*MATERIAL FOR THIS TASK:*

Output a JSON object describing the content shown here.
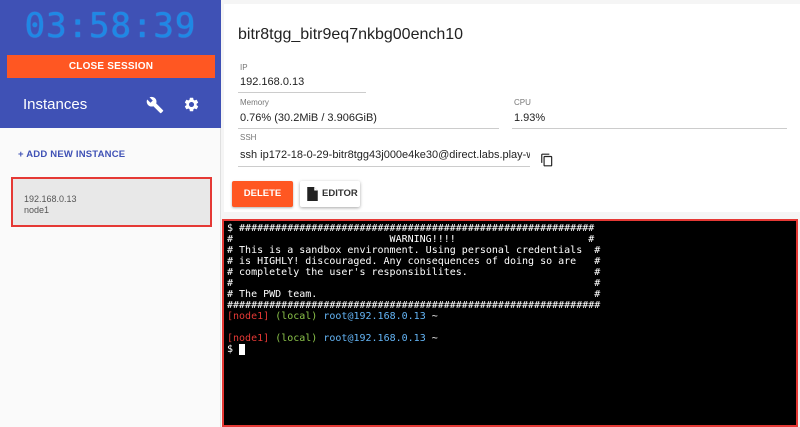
{
  "sidebar": {
    "timer": "03:58:39",
    "close_session_label": "CLOSE SESSION",
    "instances_title": "Instances",
    "add_instance_label": "+ ADD NEW INSTANCE",
    "instances": [
      {
        "ip": "192.168.0.13",
        "name": "node1"
      }
    ]
  },
  "host": {
    "title": "bitr8tgg_bitr9eq7nkbg00ench10",
    "ip_label": "IP",
    "ip_value": "192.168.0.13",
    "memory_label": "Memory",
    "memory_value": "0.76% (30.2MiB / 3.906GiB)",
    "cpu_label": "CPU",
    "cpu_value": "1.93%",
    "ssh_label": "SSH",
    "ssh_value": "ssh ip172-18-0-29-bitr8tgg43j000e4ke30@direct.labs.play-w",
    "delete_label": "DELETE",
    "editor_label": "EDITOR"
  },
  "terminal": {
    "banner": [
      "$ ###########################################################",
      "#                          WARNING!!!!                      #",
      "# This is a sandbox environment. Using personal credentials  #",
      "# is HIGHLY! discouraged. Any consequences of doing so are   #",
      "# completely the user's responsibilites.                     #",
      "#                                                            #",
      "# The PWD team.                                              #",
      "##############################################################"
    ],
    "prompt_node": "[node1]",
    "prompt_local": "(local)",
    "prompt_user": "root@192.168.0.13",
    "prompt_dir": "~",
    "dollar": "$"
  },
  "colors": {
    "sidebar_header": "#3f51b5",
    "accent_orange": "#ff5722",
    "highlight_red": "#e53935",
    "timer_blue": "#1e88e5"
  },
  "icons": [
    "wrench-icon",
    "gear-icon",
    "copy-icon",
    "file-icon"
  ]
}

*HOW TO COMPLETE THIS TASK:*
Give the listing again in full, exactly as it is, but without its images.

*ANSWER BELOW:*
Output a JSON object describing the content shown here.
{
  "sidebar": {
    "timer": "03:58:39",
    "close_session_label": "CLOSE SESSION",
    "instances_title": "Instances",
    "add_instance_label": "+ ADD NEW INSTANCE",
    "instances": [
      {
        "ip": "192.168.0.13",
        "name": "node1"
      }
    ]
  },
  "host": {
    "title": "bitr8tgg_bitr9eq7nkbg00ench10",
    "ip_label": "IP",
    "ip_value": "192.168.0.13",
    "memory_label": "Memory",
    "memory_value": "0.76% (30.2MiB / 3.906GiB)",
    "cpu_label": "CPU",
    "cpu_value": "1.93%",
    "ssh_label": "SSH",
    "ssh_value": "ssh ip172-18-0-29-bitr8tgg43j000e4ke30@direct.labs.play-w",
    "delete_label": "DELETE",
    "editor_label": "EDITOR"
  },
  "terminal": {
    "banner": [
      "$ ###########################################################",
      "#                          WARNING!!!!                      #",
      "# This is a sandbox environment. Using personal credentials  #",
      "# is HIGHLY! discouraged. Any consequences of doing so are   #",
      "# completely the user's responsibilites.                     #",
      "#                                                            #",
      "# The PWD team.                                              #",
      "##############################################################"
    ],
    "prompt_node": "[node1]",
    "prompt_local": "(local)",
    "prompt_user": "root@192.168.0.13",
    "prompt_dir": "~",
    "dollar": "$"
  },
  "colors": {
    "sidebar_header": "#3f51b5",
    "accent_orange": "#ff5722",
    "highlight_red": "#e53935",
    "timer_blue": "#1e88e5"
  },
  "icons": [
    "wrench-icon",
    "gear-icon",
    "copy-icon",
    "file-icon"
  ]
}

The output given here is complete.